Android 14 will add support for satellite connectivity, remove Android Beam
A week ago T-Mobile and SpaceX announced a partnership that will enable smartphones to connect directly to satellites. This will be supported by upcoming Starlink V2 satellites, but will work with existing phones because it will use an existing band in the PCS spectrum.
Google SVP of Platforms & Ecosystems Hiroshi Lockheimer announced on Twitter that the company is working on building satellite communication support into the next version of Android (v14). While the existing radio hardware in current phone will do the job, it’s not yet clear what software updates will be required (i.e. can Android 13 phones use the satellite network or will Android 14 be required?).
Wild to think about user experiences for phones that can connect to satellites. When we launched G1 in "08 it was a stretch to get 3G + Wifi working. Now we"re designing for satellites. Cool! Excited to support our partners in enabling all of this in the next version of Android!— Hiroshi Lockheimer (@lockheimer) September 1, 2022
T-Mobile and SpaceX are expected to start beta testing the new satellite in late 2023, which is around the time Android 14 will be coming out. Early on with coverage for the US, but the companies plan to expand the service to cover the whole world.

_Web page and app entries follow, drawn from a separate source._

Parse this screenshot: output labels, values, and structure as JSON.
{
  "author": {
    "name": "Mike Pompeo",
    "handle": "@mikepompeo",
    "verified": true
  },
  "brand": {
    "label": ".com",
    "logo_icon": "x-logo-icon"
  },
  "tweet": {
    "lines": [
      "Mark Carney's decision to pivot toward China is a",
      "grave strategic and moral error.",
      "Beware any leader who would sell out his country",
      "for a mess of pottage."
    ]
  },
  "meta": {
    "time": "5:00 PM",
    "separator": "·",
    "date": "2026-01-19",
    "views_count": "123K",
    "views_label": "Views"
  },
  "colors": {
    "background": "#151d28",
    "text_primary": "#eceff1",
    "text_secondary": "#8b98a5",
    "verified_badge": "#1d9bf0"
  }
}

It will be slow – 2 to 4Mbps per cellular zone – but that is enough for hundreds of thousands of text messages. And not just plain SMS, MMS will be supported and even “participating messaging apps”. Later on support for voice calls and even mobile data will be added (the usability for general Internet browsing is unknown, but the service should have enough bandwidth for 1-2,000 voice calls, great in cases of emergencies and in remote areas).
In other connectivity news, Android 14 will finally axe Android Beam. That was deprecated with Android 10, but the feature stuck around for a few more years for Android makers that still wanted to use it. Version 14 will fully remove it from Android. Google is pushing its own Nearby Share as the replacement.
However, since it is not part of AOSP there is no built-in incentive for Android makers to use it. In fact, the biggest Android brands have joined the Mutual Transfer Alliance that has designed an alternative local data transfer solution.